*INSTRUCTIONS TO FOLLOW*: Could you output each line below exactly as it appears, excluding any pictures?

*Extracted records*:

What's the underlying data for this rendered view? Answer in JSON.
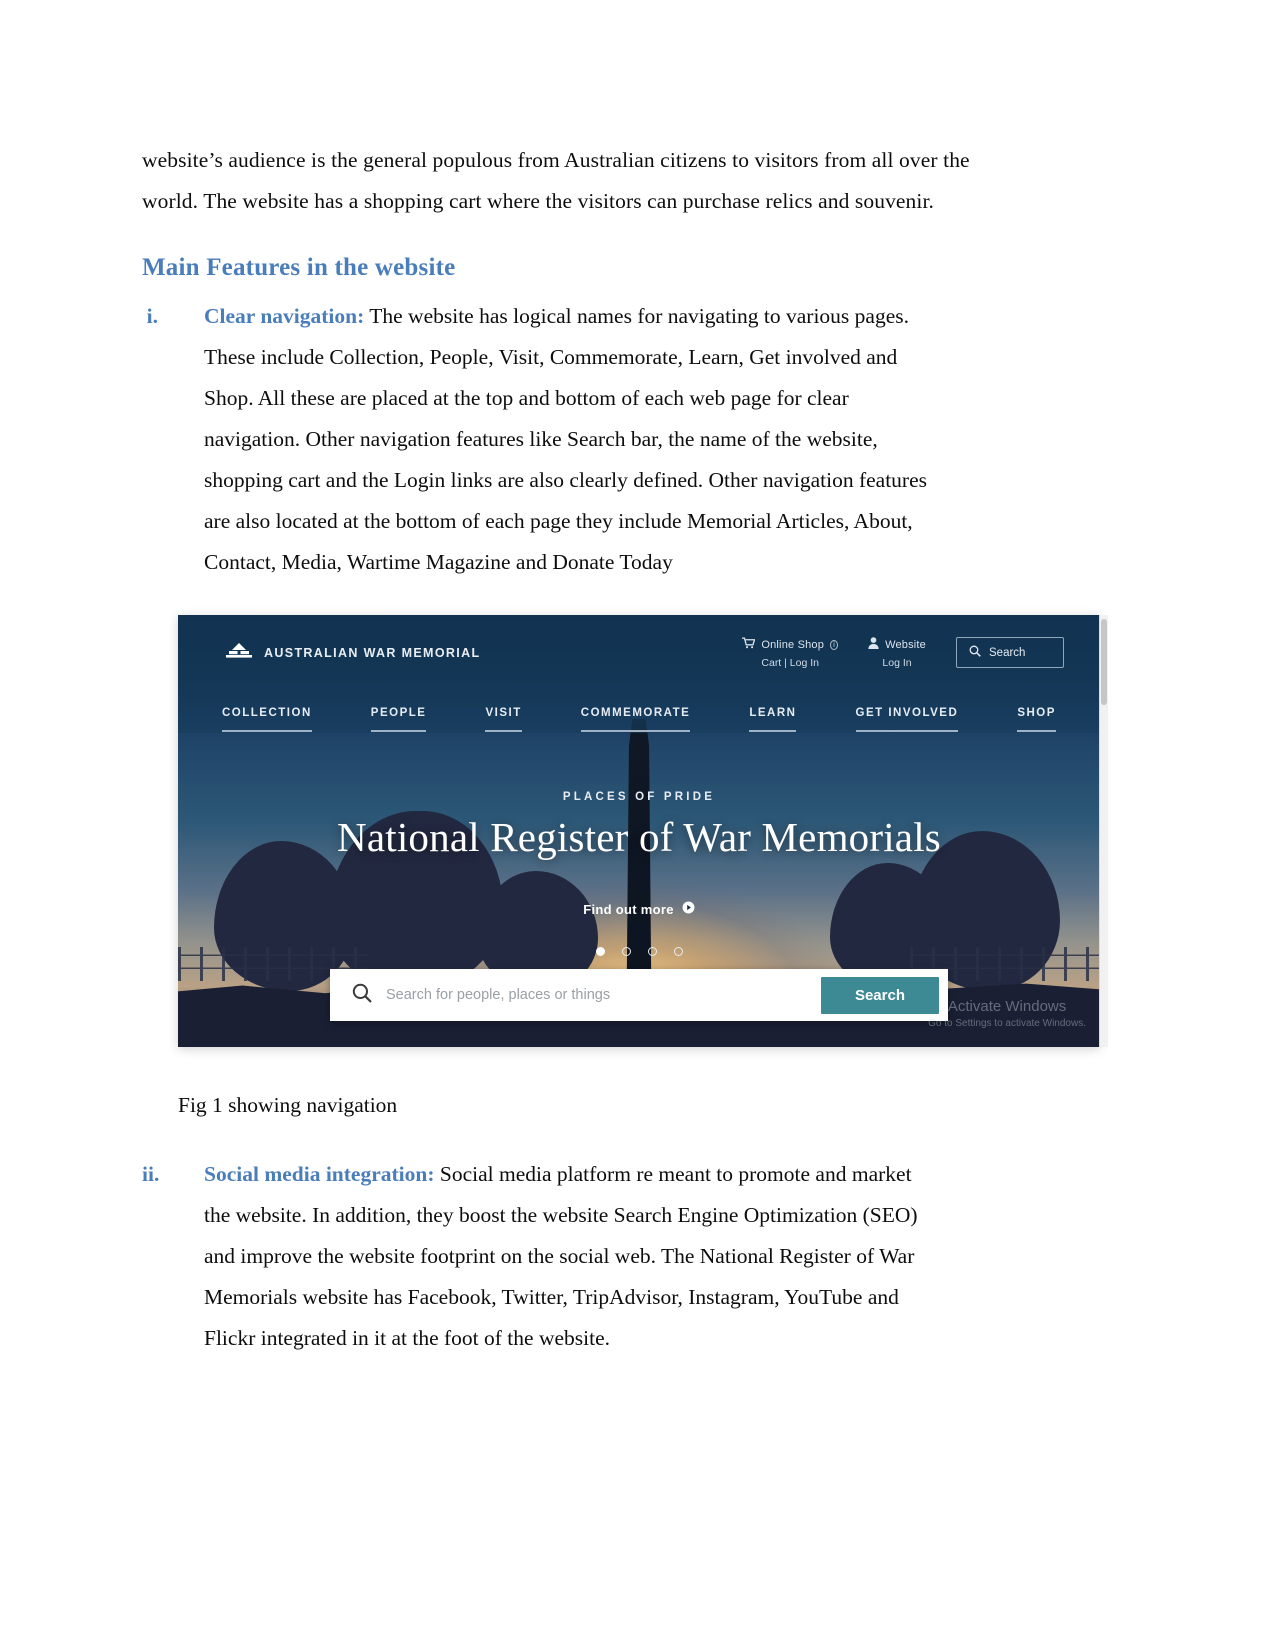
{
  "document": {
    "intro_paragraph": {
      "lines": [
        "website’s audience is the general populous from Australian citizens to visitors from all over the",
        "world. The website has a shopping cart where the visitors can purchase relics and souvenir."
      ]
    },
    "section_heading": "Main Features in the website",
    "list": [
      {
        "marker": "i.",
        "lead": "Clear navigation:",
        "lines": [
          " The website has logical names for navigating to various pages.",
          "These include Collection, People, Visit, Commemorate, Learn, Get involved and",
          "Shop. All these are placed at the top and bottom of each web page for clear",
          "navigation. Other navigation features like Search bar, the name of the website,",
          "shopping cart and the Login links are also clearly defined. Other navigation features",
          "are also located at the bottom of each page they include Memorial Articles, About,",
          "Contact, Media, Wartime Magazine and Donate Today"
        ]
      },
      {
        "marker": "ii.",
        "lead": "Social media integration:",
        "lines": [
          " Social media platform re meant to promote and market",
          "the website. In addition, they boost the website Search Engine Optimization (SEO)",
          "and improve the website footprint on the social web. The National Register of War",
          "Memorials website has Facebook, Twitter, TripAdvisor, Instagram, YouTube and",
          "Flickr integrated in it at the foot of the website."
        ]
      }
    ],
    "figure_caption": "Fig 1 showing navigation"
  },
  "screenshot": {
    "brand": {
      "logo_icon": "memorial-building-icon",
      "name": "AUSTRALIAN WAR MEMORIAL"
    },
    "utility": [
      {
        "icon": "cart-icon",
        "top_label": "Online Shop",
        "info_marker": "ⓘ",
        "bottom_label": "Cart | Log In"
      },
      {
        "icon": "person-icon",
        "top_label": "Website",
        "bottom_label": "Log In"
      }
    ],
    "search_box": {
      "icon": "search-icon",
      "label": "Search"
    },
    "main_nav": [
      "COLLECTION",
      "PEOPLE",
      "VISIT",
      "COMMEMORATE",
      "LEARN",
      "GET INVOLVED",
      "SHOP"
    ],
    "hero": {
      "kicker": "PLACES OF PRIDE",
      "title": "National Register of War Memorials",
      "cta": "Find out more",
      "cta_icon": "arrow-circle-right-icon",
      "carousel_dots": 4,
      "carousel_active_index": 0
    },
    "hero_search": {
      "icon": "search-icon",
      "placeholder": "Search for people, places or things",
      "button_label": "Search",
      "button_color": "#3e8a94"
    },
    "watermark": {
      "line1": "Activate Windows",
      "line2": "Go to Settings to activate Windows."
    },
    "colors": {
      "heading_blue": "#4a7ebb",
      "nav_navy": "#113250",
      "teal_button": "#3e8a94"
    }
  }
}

*TASK RESULT*:
What's the underlying data for this rendered view? Answer in JSON.
{
  "document": {
    "intro_paragraph": {
      "lines": [
        "website’s audience is the general populous from Australian citizens to visitors from all over the",
        "world. The website has a shopping cart where the visitors can purchase relics and souvenir."
      ]
    },
    "section_heading": "Main Features in the website",
    "list": [
      {
        "marker": "i.",
        "lead": "Clear navigation:",
        "lines": [
          " The website has logical names for navigating to various pages.",
          "These include Collection, People, Visit, Commemorate, Learn, Get involved and",
          "Shop. All these are placed at the top and bottom of each web page for clear",
          "navigation. Other navigation features like Search bar, the name of the website,",
          "shopping cart and the Login links are also clearly defined. Other navigation features",
          "are also located at the bottom of each page they include Memorial Articles, About,",
          "Contact, Media, Wartime Magazine and Donate Today"
        ]
      },
      {
        "marker": "ii.",
        "lead": "Social media integration:",
        "lines": [
          " Social media platform re meant to promote and market",
          "the website. In addition, they boost the website Search Engine Optimization (SEO)",
          "and improve the website footprint on the social web. The National Register of War",
          "Memorials website has Facebook, Twitter, TripAdvisor, Instagram, YouTube and",
          "Flickr integrated in it at the foot of the website."
        ]
      }
    ],
    "figure_caption": "Fig 1 showing navigation"
  },
  "screenshot": {
    "brand": {
      "logo_icon": "memorial-building-icon",
      "name": "AUSTRALIAN WAR MEMORIAL"
    },
    "utility": [
      {
        "icon": "cart-icon",
        "top_label": "Online Shop",
        "info_marker": "ⓘ",
        "bottom_label": "Cart | Log In"
      },
      {
        "icon": "person-icon",
        "top_label": "Website",
        "bottom_label": "Log In"
      }
    ],
    "search_box": {
      "icon": "search-icon",
      "label": "Search"
    },
    "main_nav": [
      "COLLECTION",
      "PEOPLE",
      "VISIT",
      "COMMEMORATE",
      "LEARN",
      "GET INVOLVED",
      "SHOP"
    ],
    "hero": {
      "kicker": "PLACES OF PRIDE",
      "title": "National Register of War Memorials",
      "cta": "Find out more",
      "cta_icon": "arrow-circle-right-icon",
      "carousel_dots": 4,
      "carousel_active_index": 0
    },
    "hero_search": {
      "icon": "search-icon",
      "placeholder": "Search for people, places or things",
      "button_label": "Search",
      "button_color": "#3e8a94"
    },
    "watermark": {
      "line1": "Activate Windows",
      "line2": "Go to Settings to activate Windows."
    },
    "colors": {
      "heading_blue": "#4a7ebb",
      "nav_navy": "#113250",
      "teal_button": "#3e8a94"
    }
  }
}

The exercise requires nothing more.